At that moment of clarity, I knew that the beach is my church and nature sings the hymns, leads me and preaches to me. Cliched, I know, but as I watched the waves coming in and going out, the same way they have done since dinosaurs roamed the earth, the same way that they will tomorrow, and the next day, and the next (well, as long as humans get their act together and don’t ruin it all), I knew that at 47 I had actually found out the meaning of life. But it wasn’t just this.
My mind is rarely silent
My constantly whirling mind soon kicked in again. I narrate my own actions, don’t you? “Her head spun quickly round at the sound of a car revving impatiently behind her”, that kind of thing, and I always wake up with a song in my head. My mind is very rarely silent.
Anyway, the truth is that barefoot walking, being in your happy place, calmness, yoga, mindfulness, having a belief in something, The Law of Attraction, anything in the ‘zen’ zone … all of these things are merely tools for discovering what the meaning of life is.
So what is the true meaning of life, I hear you shout impatiently? #quickfix
The meaning of life is simply to find meaning within your own life. You have to find your own personal purpose, your reason for being here. Because you are here for a reason, and if that reason is to eradicate world poverty, to devise a way to rid the world of plastic, to write a book, learn to surf, rebuild a vintage car, knit, run, swim, paint, sculpt, dance, write songs, learn to play an instrument, learn pottery, to help others, to start a campaign, gardening, wood-turning, upholstery, poetry, or simply to rearrange the flowers in the church every Sunday, if it makes you truly happy, is not all-consuming and harmful, and importantly, doesn’t make others unhappy, then that is your purpose in life. That is your reason for being. Life is your destination, and if reincarnation exists, so what? You won’t remember your last life anyway, so happy days; carte blanche as a cat and just sleep a lot!
Heaven is a place on earth
Make the most of your life on this planet, now, while you are here. In the words of another songstress, Heaven is a place on earth, right now. You are alive. Stop being scared, take off shoes and harness that energy, infuse that clarity, find your purpose and your place within the human race. It’s something different for everyone, and therein lies the rub. It’s up to you to find out what it is, but find it you will. You just have to look.

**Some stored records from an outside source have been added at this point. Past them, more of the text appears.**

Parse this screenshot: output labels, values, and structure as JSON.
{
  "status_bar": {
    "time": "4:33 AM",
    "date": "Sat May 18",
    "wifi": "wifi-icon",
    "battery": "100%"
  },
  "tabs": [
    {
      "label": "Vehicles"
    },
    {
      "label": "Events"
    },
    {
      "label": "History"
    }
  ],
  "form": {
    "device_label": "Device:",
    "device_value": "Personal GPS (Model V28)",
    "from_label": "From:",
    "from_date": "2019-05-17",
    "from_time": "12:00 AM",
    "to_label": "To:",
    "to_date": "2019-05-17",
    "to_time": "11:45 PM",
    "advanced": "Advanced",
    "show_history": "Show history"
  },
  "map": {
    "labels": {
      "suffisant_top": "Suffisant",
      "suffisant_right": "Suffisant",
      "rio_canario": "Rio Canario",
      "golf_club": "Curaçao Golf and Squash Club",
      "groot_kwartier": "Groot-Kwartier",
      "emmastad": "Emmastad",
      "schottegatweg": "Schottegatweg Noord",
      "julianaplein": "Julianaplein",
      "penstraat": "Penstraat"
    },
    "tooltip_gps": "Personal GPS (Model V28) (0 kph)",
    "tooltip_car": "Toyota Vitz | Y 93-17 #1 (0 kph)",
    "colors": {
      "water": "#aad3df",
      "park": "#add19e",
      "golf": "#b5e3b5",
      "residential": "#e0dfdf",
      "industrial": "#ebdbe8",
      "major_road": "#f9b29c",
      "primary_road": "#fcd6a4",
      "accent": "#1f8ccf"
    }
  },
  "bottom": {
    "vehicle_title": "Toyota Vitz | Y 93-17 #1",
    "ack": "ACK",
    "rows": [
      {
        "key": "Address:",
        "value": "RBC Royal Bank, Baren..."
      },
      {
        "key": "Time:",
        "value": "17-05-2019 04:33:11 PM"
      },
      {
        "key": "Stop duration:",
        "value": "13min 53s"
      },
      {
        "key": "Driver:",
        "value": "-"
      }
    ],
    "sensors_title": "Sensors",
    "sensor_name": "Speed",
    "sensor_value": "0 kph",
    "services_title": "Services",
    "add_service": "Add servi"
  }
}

So that’s it. That’s the meaning of life. Basically a hobby, but if you can take that hobby and make it your life’s work, without tarnishing it, without letting it run away or get too big, cause harm, and without ruining the joy that it brings you, then you, my friend, have life well and truly sussed.